JNS.org – A video from 2013 has surfaced of the UK Labour Party leader Jeremy Corbyn accusing British Zionists of having no understanding of British culture.
“Zionists … clearly have two problems. One is they don’t want to study history, and secondly, having lived in this country for a very long time, probably all their lives, they don’t understand English irony either. They needed two lessons, which we could perhaps help them with,” said Corbyn.
The Labour leader made the comments at a conference promoted by the Palestinian terror group Hamas and featured “a range of anti-Semites, homophobes and conspiracy theorists,” according to The Daily Mail. “Several were connected to Hamas. One called for attacks on the Royal Navy in the past, and led a boycott of Holocaust Memorial Day.”
Jonathan Sacerdoti, who was a founding trustee of the Campaign Against Anti-Semitism, told The Daily Mail that “the idea that British Jews somehow haven’t absorbed British values is outrageous.”
“To doubt our Britishness because we disagree with your controversial views on Palestine, when you are the one fraternising with extremists, is deeply anti-Semitic. British Jews are right to be scared,” he said.
Labour Friends of Israel has demanded that Corbyn apologize for attending the conference, which was organized by the Palestine Return Centre — a group that has close links to both Hamas and Corbyn.
“The thousands of Israelis who have family members killed by Hamas terrorism will not understand why Mr. Corbyn believes these are suitable people to associate with,” said the group.
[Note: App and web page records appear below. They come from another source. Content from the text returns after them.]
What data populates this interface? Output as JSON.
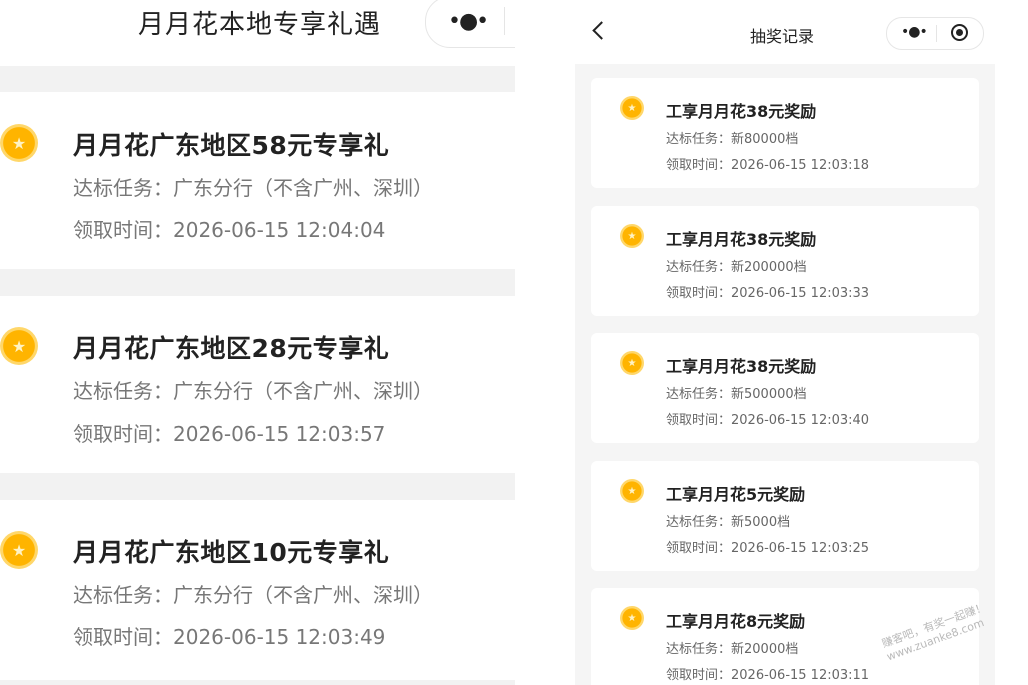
{
  "left": {
    "title": "月月花本地专享礼遇",
    "menu_dots": "•●•",
    "cards": [
      {
        "title": "月月花广东地区58元专享礼",
        "task": "达标任务：广东分行（不含广州、深圳）",
        "time": "领取时间：2026-06-15 12:04:04"
      },
      {
        "title": "月月花广东地区28元专享礼",
        "task": "达标任务：广东分行（不含广州、深圳）",
        "time": "领取时间：2026-06-15 12:03:57"
      },
      {
        "title": "月月花广东地区10元专享礼",
        "task": "达标任务：广东分行（不含广州、深圳）",
        "time": "领取时间：2026-06-15 12:03:49"
      }
    ]
  },
  "right": {
    "title": "抽奖记录",
    "menu_dots": "•●•",
    "cards": [
      {
        "title": "工享月月花38元奖励",
        "task": "达标任务：新80000档",
        "time": "领取时间：2026-06-15 12:03:18"
      },
      {
        "title": "工享月月花38元奖励",
        "task": "达标任务：新200000档",
        "time": "领取时间：2026-06-15 12:03:33"
      },
      {
        "title": "工享月月花38元奖励",
        "task": "达标任务：新500000档",
        "time": "领取时间：2026-06-15 12:03:40"
      },
      {
        "title": "工享月月花5元奖励",
        "task": "达标任务：新5000档",
        "time": "领取时间：2026-06-15 12:03:25"
      },
      {
        "title": "工享月月花8元奖励",
        "task": "达标任务：新20000档",
        "time": "领取时间：2026-06-15 12:03:11"
      }
    ]
  },
  "icons": {
    "coin": "star-coin-icon",
    "back": "chevron-left-icon",
    "more": "more-dots-icon",
    "close": "target-close-icon"
  },
  "colors": {
    "coin": "#ffb400",
    "coin_ring": "#ffd76a",
    "page_bg": "#f5f5f5"
  },
  "watermark": "赚客吧，有奖一起赚！www.zuanke8.com"
}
The comments revealed regarding Zionism is just the latest in a wave of scandal and controversy facing Corbyn in recent weeks over his views on Israel, anti-Semitism, and ties with Palestinian terror leaders. It was revealed last week that Corbyn attended a memorial ceremony honoring the Palestinian terrorists behind the 1972 Munich Summer Olympics massacre that killed 11 Israeli coaches and athletes.